WHAT YOU SHOULD DO >>
Search the data for the string "value", and report each line where it is found.

THE INPUT >>
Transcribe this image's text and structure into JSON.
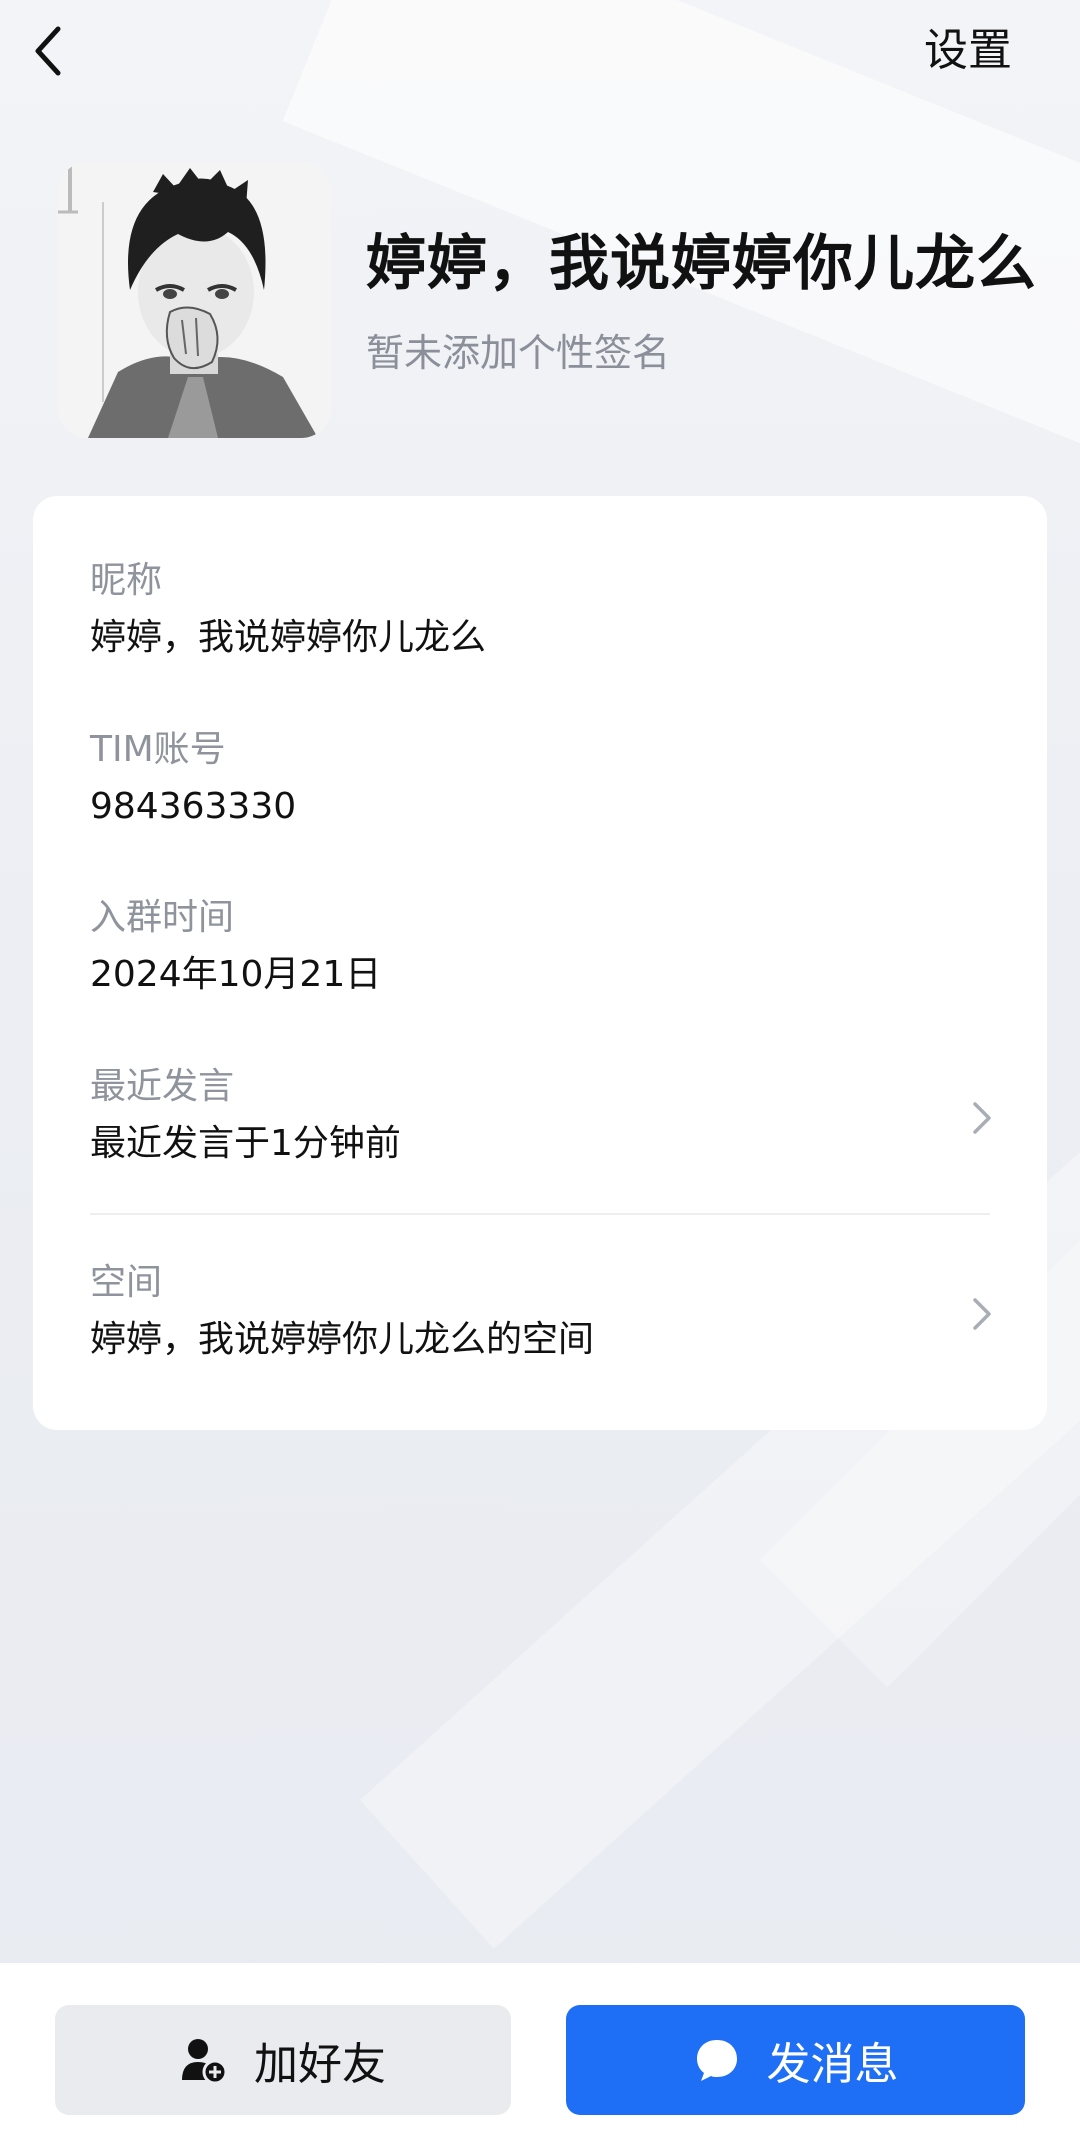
{
  "header": {
    "back_icon": "chevron-left-icon",
    "settings_label": "设置"
  },
  "profile": {
    "display_name": "婷婷，我说婷婷你儿龙么",
    "signature": "暂未添加个性签名",
    "avatar_description": "manga avatar"
  },
  "info": {
    "nickname": {
      "label": "昵称",
      "value": "婷婷，我说婷婷你儿龙么"
    },
    "account": {
      "label": "TIM账号",
      "value": "984363330"
    },
    "join_time": {
      "label": "入群时间",
      "value": "2024年10月21日"
    },
    "recent_speech": {
      "label": "最近发言",
      "value": "最近发言于1分钟前"
    },
    "space": {
      "label": "空间",
      "value": "婷婷，我说婷婷你儿龙么的空间"
    }
  },
  "actions": {
    "add_friend_label": "加好友",
    "add_friend_icon": "add-user-icon",
    "send_message_label": "发消息",
    "send_message_icon": "chat-bubble-icon"
  },
  "colors": {
    "accent": "#1f6ff6",
    "label_gray": "#8e939c",
    "secondary_button": "#eaebee"
  }
}
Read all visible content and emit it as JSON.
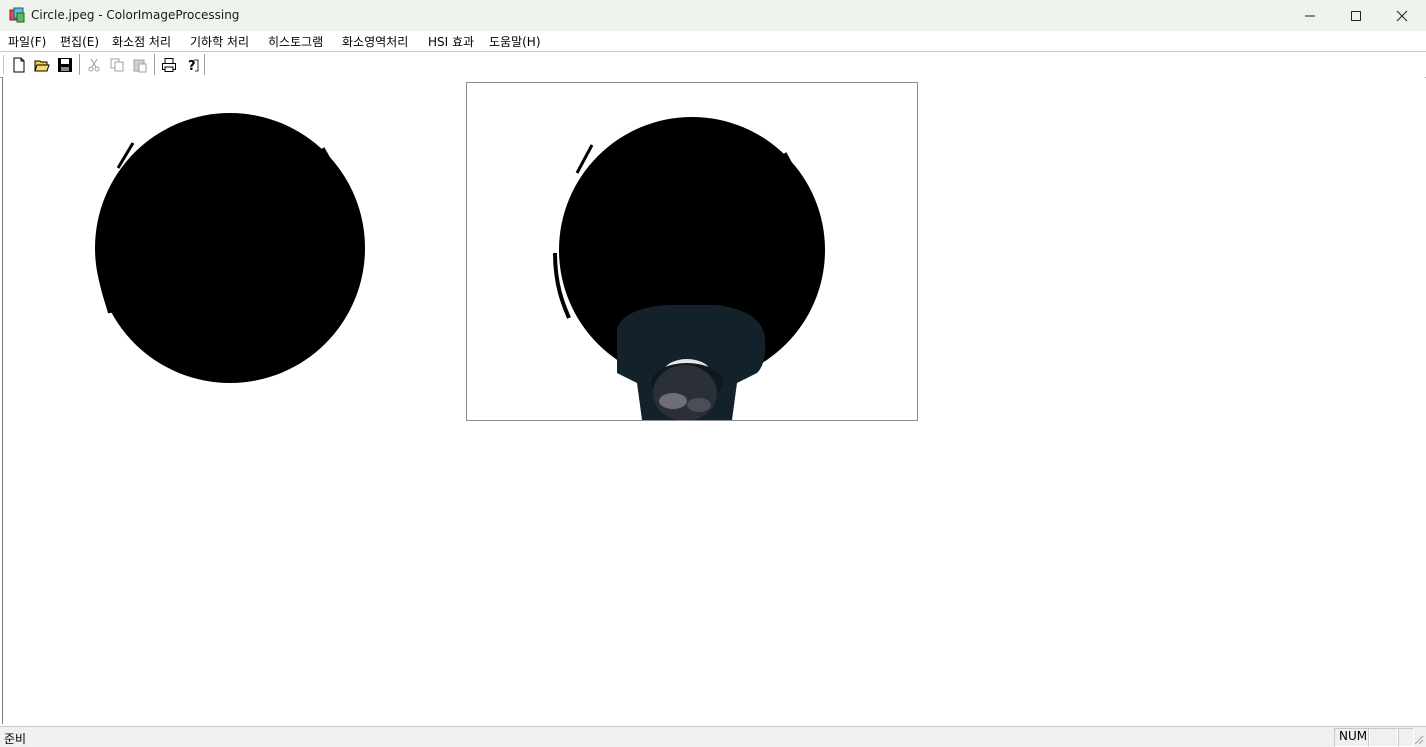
{
  "window": {
    "title": "Circle.jpeg - ColorImageProcessing",
    "icon": "app-image-icon",
    "controls": [
      "minimize-icon",
      "maximize-icon",
      "close-icon"
    ]
  },
  "menu": {
    "items": [
      {
        "label": "파일(F)"
      },
      {
        "label": "편집(E)"
      },
      {
        "label": "화소점 처리"
      },
      {
        "label": "기하학 처리"
      },
      {
        "label": "히스토그램"
      },
      {
        "label": "화소영역처리"
      },
      {
        "label": "HSI 효과"
      },
      {
        "label": "도움말(H)"
      }
    ]
  },
  "toolbar": {
    "buttons": [
      {
        "icon": "new-file-icon",
        "enabled": true
      },
      {
        "icon": "open-folder-icon",
        "enabled": true
      },
      {
        "icon": "save-icon",
        "enabled": true
      },
      {
        "icon": "cut-icon",
        "enabled": false
      },
      {
        "icon": "copy-icon",
        "enabled": false
      },
      {
        "icon": "paste-icon",
        "enabled": false
      },
      {
        "icon": "print-icon",
        "enabled": true
      },
      {
        "icon": "help-icon",
        "enabled": true
      }
    ]
  },
  "canvas": {
    "original_image": "black-circle",
    "result_image": "black-circle-with-person"
  },
  "status": {
    "text": "준비",
    "num": "NUM",
    "empty1": "",
    "empty2": ""
  },
  "colors": {
    "titlebar": "#eef3ee",
    "background": "#ffffff",
    "shape": "#000000"
  }
}
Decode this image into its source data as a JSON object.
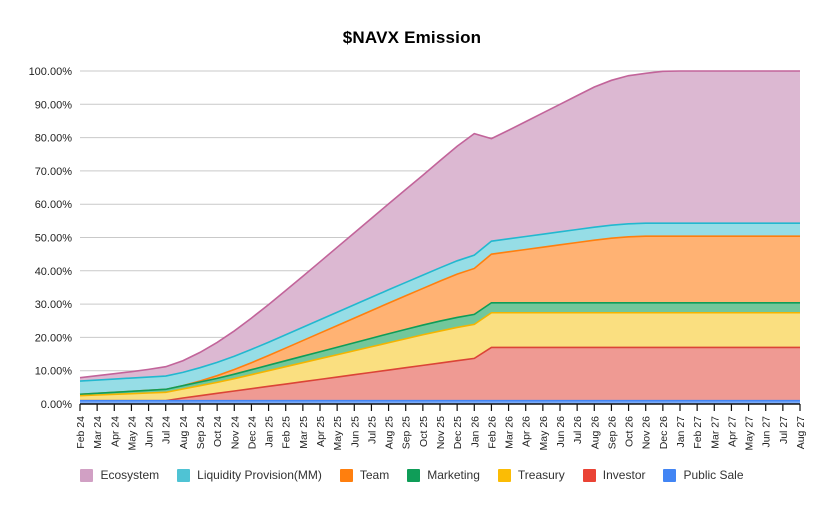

PROBLEM SOLUTION >>
      "value": "婷婷，我说婷婷你儿龙么"
      "value": "984363330"
      "value": "2024年10月21日"
      "value": "最近发言于1分钟前"
      "value": "婷婷，我说婷婷你儿龙么的空间"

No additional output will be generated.